After midnight on March 13, 2020, Louisville Police Officers executing a no-knock search warrant used a battering ram to force open the apartment of Breonna Taylor, a 26-year-old Emergency Room Technician. Her boyfriend, Kenneth Walker, fired at the police, who returned fire, striking Breonna Taylor. According to her boyfriend, she struggled to breathe for several minutes, but she received no medical attention for 20 minutes after she had been shot, despite a call to 911 from her boyfriend right after she had been shot. The police had been investigating drug dealers who lived a long way from Breonna Taylor’s home. They obtained the warrant under the belief that one of the drug dealers had been using Breonna Taylor’s residence to receive packages. No drugs were found in Breonna Taylor’s residence. According to her mother, she had dreams of becoming a Registered Nurse, buying a house, getting married and having a family.
This morning, I witnessed Congressman John Lewis’ flag draped casket being carried, by decorated servicemen to the Capitol Rotunda. I thought about his words forty years after his participation in the Freedom Rides of the South after white supremacists firebombed the bus he was riding on May 14, 1961, “It was very violent. I thought I was going to die. I was left lying at the Greyhound bus station in Montgomery unconscious.”
On Bloody Sunday, March 9, 1965, during the Selma to Montgomery marches, his skull was cracked by the billy clubs of Alabama police as he attempted to cross a bridge named, then and now, for a confederate army officer and ku klux klan grand dragon. He thought he was going to die, then, too, but God had other plans. Yesterday, his coffin crossed that bridge one last time, accompanied by his family.
Just in case you did not know, Juneteenth commemorates the day when Union soldiers delivered the news of emancipation to slaves in Galveston, Texas (June 19, 1865). Never mind that the emancipation proclamation was actually signed on January 1, 1863, but it explains a lot about Texas and how a lot of Texans do things. Depending on where people are, it is celebrated with a parade, a picnic a music festival or a similar gathering. Growing up in the South, it was a big thing there but I have attended events as far away as Portland, Oregon and Seattle, Washington.
Mt. St. Helens blew its lid. Literally. I remember learning about it the next day at school. I remember seeing images of the clouds of ash and smoke and wondering what one does when a volcano erupts, especially since there were nothing close to a mountain in the place where I lived. I had no idea that someday, a little under two decades after this eruption I would find myself living in the state where it happened.
The first time I encountered Mt. St. Helens up close and personal, my mind needed a few moments to completely register the fact that a chunk of the mountain was missing, even though I knew why. The violence of the eruption was far more clear at that moment than it has been at any time I’ve seen it from the city where I lived, almost 62 miles away.
Yesterday afternoon, I saw a wedding photo that was taken shortly after the volcano had erupted.
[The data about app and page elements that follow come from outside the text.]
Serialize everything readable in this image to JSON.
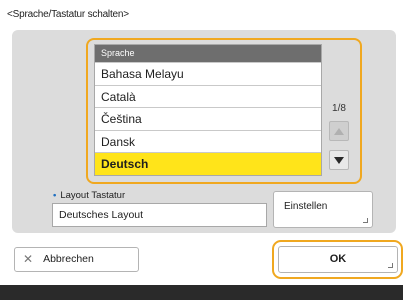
{
  "dialog": {
    "title": "<Sprache/Tastatur schalten>"
  },
  "language_list": {
    "header": "Sprache",
    "items": [
      "Bahasa Melayu",
      "Català",
      "Čeština",
      "Dansk",
      "Deutsch"
    ],
    "selected": "Deutsch",
    "page_indicator": "1/8",
    "selected_color": "#ffe41a"
  },
  "keyboard_layout": {
    "label": "Layout Tastatur",
    "value": "Deutsches Layout",
    "settings_button": "Einstellen"
  },
  "buttons": {
    "cancel": "Abbrechen",
    "ok": "OK"
  },
  "icons": {
    "bullet": "bullet-icon",
    "scroll_up": "triangle-up-icon",
    "scroll_down": "triangle-down-icon",
    "cancel": "x-icon"
  },
  "colors": {
    "focus_border": "#f0a820",
    "panel": "#dcdcdc",
    "header": "#6e6e6e",
    "bottom_bar": "#2a2a2a"
  }
}
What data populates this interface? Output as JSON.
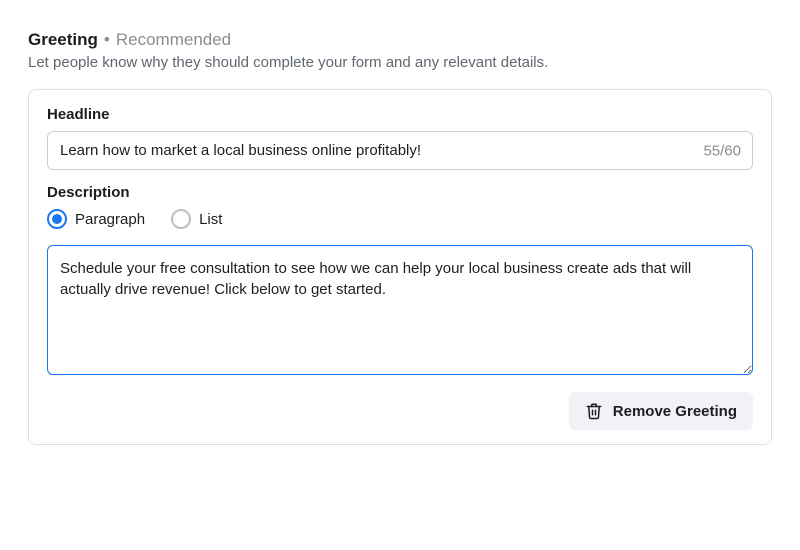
{
  "header": {
    "title": "Greeting",
    "separator": "•",
    "badge": "Recommended",
    "subtitle": "Let people know why they should complete your form and any relevant details."
  },
  "headline": {
    "label": "Headline",
    "value": "Learn how to market a local business online profitably!",
    "counter": "55/60"
  },
  "description": {
    "label": "Description",
    "options": {
      "paragraph": "Paragraph",
      "list": "List"
    },
    "selected": "paragraph",
    "value": "Schedule your free consultation to see how we can help your local business create ads that will actually drive revenue! Click below to get started."
  },
  "actions": {
    "remove": "Remove Greeting"
  }
}
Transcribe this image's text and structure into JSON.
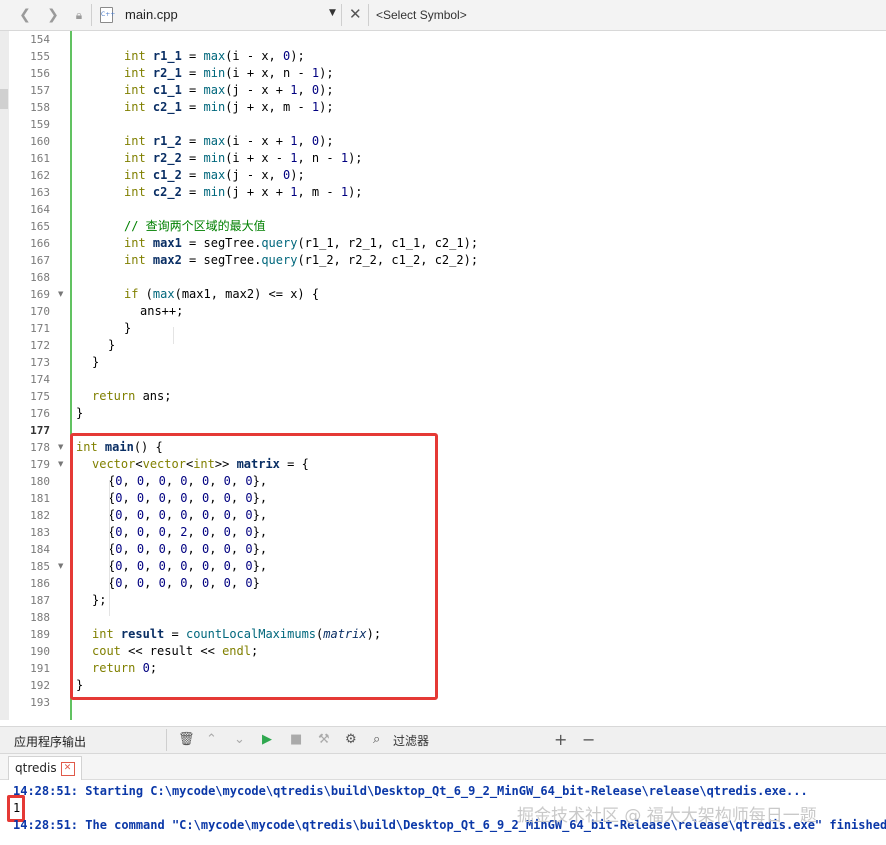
{
  "toolbar": {
    "back_icon": "back-arrow-icon",
    "forward_icon": "forward-arrow-icon",
    "lock_icon": "lock-icon",
    "file_icon": "cpp-file-icon",
    "file_name": "main.cpp",
    "symbol_placeholder": "<Select Symbol>"
  },
  "editor": {
    "lines": [
      {
        "n": "154",
        "fold": false
      },
      {
        "n": "155",
        "fold": false
      },
      {
        "n": "156",
        "fold": false
      },
      {
        "n": "157",
        "fold": false
      },
      {
        "n": "158",
        "fold": false
      },
      {
        "n": "159",
        "fold": false
      },
      {
        "n": "160",
        "fold": false
      },
      {
        "n": "161",
        "fold": false
      },
      {
        "n": "162",
        "fold": false
      },
      {
        "n": "163",
        "fold": false
      },
      {
        "n": "164",
        "fold": false
      },
      {
        "n": "165",
        "fold": false
      },
      {
        "n": "166",
        "fold": false
      },
      {
        "n": "167",
        "fold": false
      },
      {
        "n": "168",
        "fold": false
      },
      {
        "n": "169",
        "fold": true
      },
      {
        "n": "170",
        "fold": false
      },
      {
        "n": "171",
        "fold": false
      },
      {
        "n": "172",
        "fold": false
      },
      {
        "n": "173",
        "fold": false
      },
      {
        "n": "174",
        "fold": false
      },
      {
        "n": "175",
        "fold": false
      },
      {
        "n": "176",
        "fold": false
      },
      {
        "n": "177",
        "fold": false,
        "current": true
      },
      {
        "n": "178",
        "fold": true
      },
      {
        "n": "179",
        "fold": true
      },
      {
        "n": "180",
        "fold": false
      },
      {
        "n": "181",
        "fold": false
      },
      {
        "n": "182",
        "fold": false
      },
      {
        "n": "183",
        "fold": false
      },
      {
        "n": "184",
        "fold": false
      },
      {
        "n": "185",
        "fold": true
      },
      {
        "n": "186",
        "fold": false
      },
      {
        "n": "187",
        "fold": false
      },
      {
        "n": "188",
        "fold": false
      },
      {
        "n": "189",
        "fold": false
      },
      {
        "n": "190",
        "fold": false
      },
      {
        "n": "191",
        "fold": false
      },
      {
        "n": "192",
        "fold": false
      },
      {
        "n": "193",
        "fold": false
      }
    ],
    "code": [
      [],
      [
        [
          "kw",
          "int"
        ],
        [
          "t",
          " "
        ],
        [
          "var",
          "r1_1"
        ],
        [
          "t",
          " = "
        ],
        [
          "fn",
          "max"
        ],
        [
          "t",
          "(i - x, "
        ],
        [
          "num",
          "0"
        ],
        [
          "t",
          ");"
        ]
      ],
      [
        [
          "kw",
          "int"
        ],
        [
          "t",
          " "
        ],
        [
          "var",
          "r2_1"
        ],
        [
          "t",
          " = "
        ],
        [
          "fn",
          "min"
        ],
        [
          "t",
          "(i + x, n - "
        ],
        [
          "num",
          "1"
        ],
        [
          "t",
          ");"
        ]
      ],
      [
        [
          "kw",
          "int"
        ],
        [
          "t",
          " "
        ],
        [
          "var",
          "c1_1"
        ],
        [
          "t",
          " = "
        ],
        [
          "fn",
          "max"
        ],
        [
          "t",
          "(j - x + "
        ],
        [
          "num",
          "1"
        ],
        [
          "t",
          ", "
        ],
        [
          "num",
          "0"
        ],
        [
          "t",
          ");"
        ]
      ],
      [
        [
          "kw",
          "int"
        ],
        [
          "t",
          " "
        ],
        [
          "var",
          "c2_1"
        ],
        [
          "t",
          " = "
        ],
        [
          "fn",
          "min"
        ],
        [
          "t",
          "(j + x, m - "
        ],
        [
          "num",
          "1"
        ],
        [
          "t",
          ");"
        ]
      ],
      [],
      [
        [
          "kw",
          "int"
        ],
        [
          "t",
          " "
        ],
        [
          "var",
          "r1_2"
        ],
        [
          "t",
          " = "
        ],
        [
          "fn",
          "max"
        ],
        [
          "t",
          "(i - x + "
        ],
        [
          "num",
          "1"
        ],
        [
          "t",
          ", "
        ],
        [
          "num",
          "0"
        ],
        [
          "t",
          ");"
        ]
      ],
      [
        [
          "kw",
          "int"
        ],
        [
          "t",
          " "
        ],
        [
          "var",
          "r2_2"
        ],
        [
          "t",
          " = "
        ],
        [
          "fn",
          "min"
        ],
        [
          "t",
          "(i + x - "
        ],
        [
          "num",
          "1"
        ],
        [
          "t",
          ", n - "
        ],
        [
          "num",
          "1"
        ],
        [
          "t",
          ");"
        ]
      ],
      [
        [
          "kw",
          "int"
        ],
        [
          "t",
          " "
        ],
        [
          "var",
          "c1_2"
        ],
        [
          "t",
          " = "
        ],
        [
          "fn",
          "max"
        ],
        [
          "t",
          "(j - x, "
        ],
        [
          "num",
          "0"
        ],
        [
          "t",
          ");"
        ]
      ],
      [
        [
          "kw",
          "int"
        ],
        [
          "t",
          " "
        ],
        [
          "var",
          "c2_2"
        ],
        [
          "t",
          " = "
        ],
        [
          "fn",
          "min"
        ],
        [
          "t",
          "(j + x + "
        ],
        [
          "num",
          "1"
        ],
        [
          "t",
          ", m - "
        ],
        [
          "num",
          "1"
        ],
        [
          "t",
          ");"
        ]
      ],
      [],
      [
        [
          "cm",
          "// 查询两个区域的最大值"
        ]
      ],
      [
        [
          "kw",
          "int"
        ],
        [
          "t",
          " "
        ],
        [
          "var",
          "max1"
        ],
        [
          "t",
          " = segTree."
        ],
        [
          "fn",
          "query"
        ],
        [
          "t",
          "(r1_1, r2_1, c1_1, c2_1);"
        ]
      ],
      [
        [
          "kw",
          "int"
        ],
        [
          "t",
          " "
        ],
        [
          "var",
          "max2"
        ],
        [
          "t",
          " = segTree."
        ],
        [
          "fn",
          "query"
        ],
        [
          "t",
          "(r1_2, r2_2, c1_2, c2_2);"
        ]
      ],
      [],
      [
        [
          "kw",
          "if"
        ],
        [
          "t",
          " ("
        ],
        [
          "fn",
          "max"
        ],
        [
          "t",
          "(max1, max2) <= x) {"
        ]
      ],
      [
        [
          "t",
          "ans++;"
        ]
      ],
      [
        [
          "t",
          "}"
        ]
      ],
      [
        [
          "t",
          "}"
        ]
      ],
      [
        [
          "t",
          "}"
        ]
      ],
      [],
      [
        [
          "kw",
          "return"
        ],
        [
          "t",
          " ans;"
        ]
      ],
      [
        [
          "t",
          "}"
        ]
      ],
      [],
      [
        [
          "kw",
          "int"
        ],
        [
          "t",
          " "
        ],
        [
          "var",
          "main"
        ],
        [
          "t",
          "() {"
        ]
      ],
      [
        [
          "kw",
          "vector"
        ],
        [
          "t",
          "<"
        ],
        [
          "kw",
          "vector"
        ],
        [
          "t",
          "<"
        ],
        [
          "kw",
          "int"
        ],
        [
          "t",
          ">> "
        ],
        [
          "var",
          "matrix"
        ],
        [
          "t",
          " = {"
        ]
      ],
      [
        [
          "t",
          "{"
        ],
        [
          "num",
          "0"
        ],
        [
          "t",
          ", "
        ],
        [
          "num",
          "0"
        ],
        [
          "t",
          ", "
        ],
        [
          "num",
          "0"
        ],
        [
          "t",
          ", "
        ],
        [
          "num",
          "0"
        ],
        [
          "t",
          ", "
        ],
        [
          "num",
          "0"
        ],
        [
          "t",
          ", "
        ],
        [
          "num",
          "0"
        ],
        [
          "t",
          ", "
        ],
        [
          "num",
          "0"
        ],
        [
          "t",
          "},"
        ]
      ],
      [
        [
          "t",
          "{"
        ],
        [
          "num",
          "0"
        ],
        [
          "t",
          ", "
        ],
        [
          "num",
          "0"
        ],
        [
          "t",
          ", "
        ],
        [
          "num",
          "0"
        ],
        [
          "t",
          ", "
        ],
        [
          "num",
          "0"
        ],
        [
          "t",
          ", "
        ],
        [
          "num",
          "0"
        ],
        [
          "t",
          ", "
        ],
        [
          "num",
          "0"
        ],
        [
          "t",
          ", "
        ],
        [
          "num",
          "0"
        ],
        [
          "t",
          "},"
        ]
      ],
      [
        [
          "t",
          "{"
        ],
        [
          "num",
          "0"
        ],
        [
          "t",
          ", "
        ],
        [
          "num",
          "0"
        ],
        [
          "t",
          ", "
        ],
        [
          "num",
          "0"
        ],
        [
          "t",
          ", "
        ],
        [
          "num",
          "0"
        ],
        [
          "t",
          ", "
        ],
        [
          "num",
          "0"
        ],
        [
          "t",
          ", "
        ],
        [
          "num",
          "0"
        ],
        [
          "t",
          ", "
        ],
        [
          "num",
          "0"
        ],
        [
          "t",
          "},"
        ]
      ],
      [
        [
          "t",
          "{"
        ],
        [
          "num",
          "0"
        ],
        [
          "t",
          ", "
        ],
        [
          "num",
          "0"
        ],
        [
          "t",
          ", "
        ],
        [
          "num",
          "0"
        ],
        [
          "t",
          ", "
        ],
        [
          "num",
          "2"
        ],
        [
          "t",
          ", "
        ],
        [
          "num",
          "0"
        ],
        [
          "t",
          ", "
        ],
        [
          "num",
          "0"
        ],
        [
          "t",
          ", "
        ],
        [
          "num",
          "0"
        ],
        [
          "t",
          "},"
        ]
      ],
      [
        [
          "t",
          "{"
        ],
        [
          "num",
          "0"
        ],
        [
          "t",
          ", "
        ],
        [
          "num",
          "0"
        ],
        [
          "t",
          ", "
        ],
        [
          "num",
          "0"
        ],
        [
          "t",
          ", "
        ],
        [
          "num",
          "0"
        ],
        [
          "t",
          ", "
        ],
        [
          "num",
          "0"
        ],
        [
          "t",
          ", "
        ],
        [
          "num",
          "0"
        ],
        [
          "t",
          ", "
        ],
        [
          "num",
          "0"
        ],
        [
          "t",
          "},"
        ]
      ],
      [
        [
          "t",
          "{"
        ],
        [
          "num",
          "0"
        ],
        [
          "t",
          ", "
        ],
        [
          "num",
          "0"
        ],
        [
          "t",
          ", "
        ],
        [
          "num",
          "0"
        ],
        [
          "t",
          ", "
        ],
        [
          "num",
          "0"
        ],
        [
          "t",
          ", "
        ],
        [
          "num",
          "0"
        ],
        [
          "t",
          ", "
        ],
        [
          "num",
          "0"
        ],
        [
          "t",
          ", "
        ],
        [
          "num",
          "0"
        ],
        [
          "t",
          "},"
        ]
      ],
      [
        [
          "t",
          "{"
        ],
        [
          "num",
          "0"
        ],
        [
          "t",
          ", "
        ],
        [
          "num",
          "0"
        ],
        [
          "t",
          ", "
        ],
        [
          "num",
          "0"
        ],
        [
          "t",
          ", "
        ],
        [
          "num",
          "0"
        ],
        [
          "t",
          ", "
        ],
        [
          "num",
          "0"
        ],
        [
          "t",
          ", "
        ],
        [
          "num",
          "0"
        ],
        [
          "t",
          ", "
        ],
        [
          "num",
          "0"
        ],
        [
          "t",
          "}"
        ]
      ],
      [
        [
          "t",
          "};"
        ]
      ],
      [],
      [
        [
          "kw",
          "int"
        ],
        [
          "t",
          " "
        ],
        [
          "var",
          "result"
        ],
        [
          "t",
          " = "
        ],
        [
          "fn",
          "countLocalMaximums"
        ],
        [
          "t",
          "("
        ],
        [
          "it",
          "matrix"
        ],
        [
          "t",
          ");"
        ]
      ],
      [
        [
          "kw",
          "cout"
        ],
        [
          "t",
          " << result << "
        ],
        [
          "kw",
          "endl"
        ],
        [
          "t",
          ";"
        ]
      ],
      [
        [
          "kw",
          "return"
        ],
        [
          "t",
          " "
        ],
        [
          "num",
          "0"
        ],
        [
          "t",
          ";"
        ]
      ],
      [
        [
          "t",
          "}"
        ]
      ],
      []
    ]
  },
  "output_pane": {
    "title": "应用程序输出",
    "filter_label": "过滤器",
    "tab_label": "qtredis",
    "line1": "14:28:51: Starting C:\\mycode\\mycode\\qtredis\\build\\Desktop_Qt_6_9_2_MinGW_64_bit-Release\\release\\qtredis.exe...",
    "result": "1",
    "line3": "14:28:51: The command \"C:\\mycode\\mycode\\qtredis\\build\\Desktop_Qt_6_9_2_MinGW_64_bit-Release\\release\\qtredis.exe\" finished",
    "watermark": "掘金技术社区 @ 福大大架构师每日一题"
  },
  "colors": {
    "accent_red": "#e53935",
    "keyword": "#808000",
    "function": "#00677c",
    "number": "#000080",
    "comment": "#008000",
    "output_blue": "#0b38a8"
  }
}
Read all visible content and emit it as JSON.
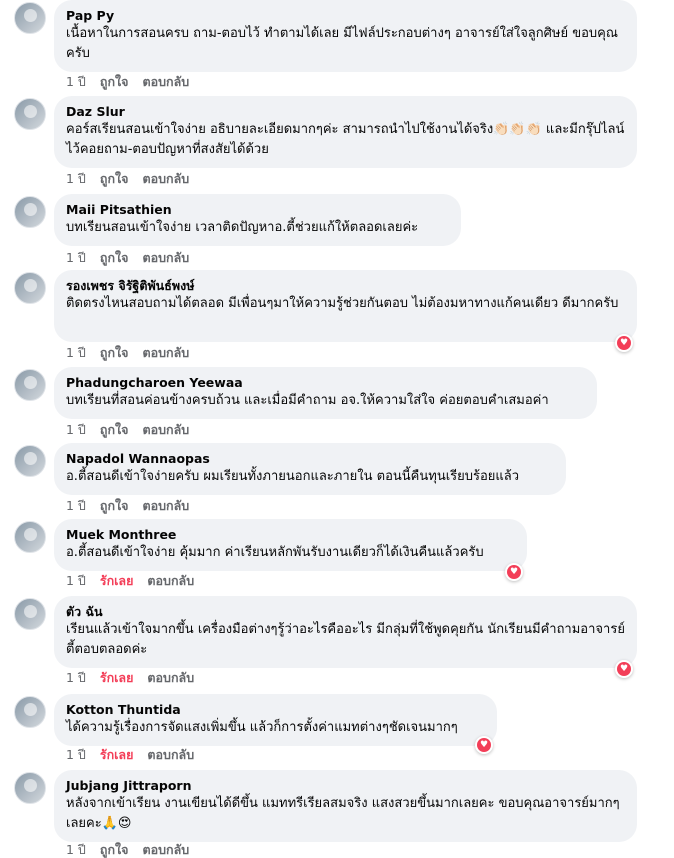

The wedding party was wearing face masks because of the particles in the air. It was a sad reminder that the more things change, sometimes, the more they stay the same.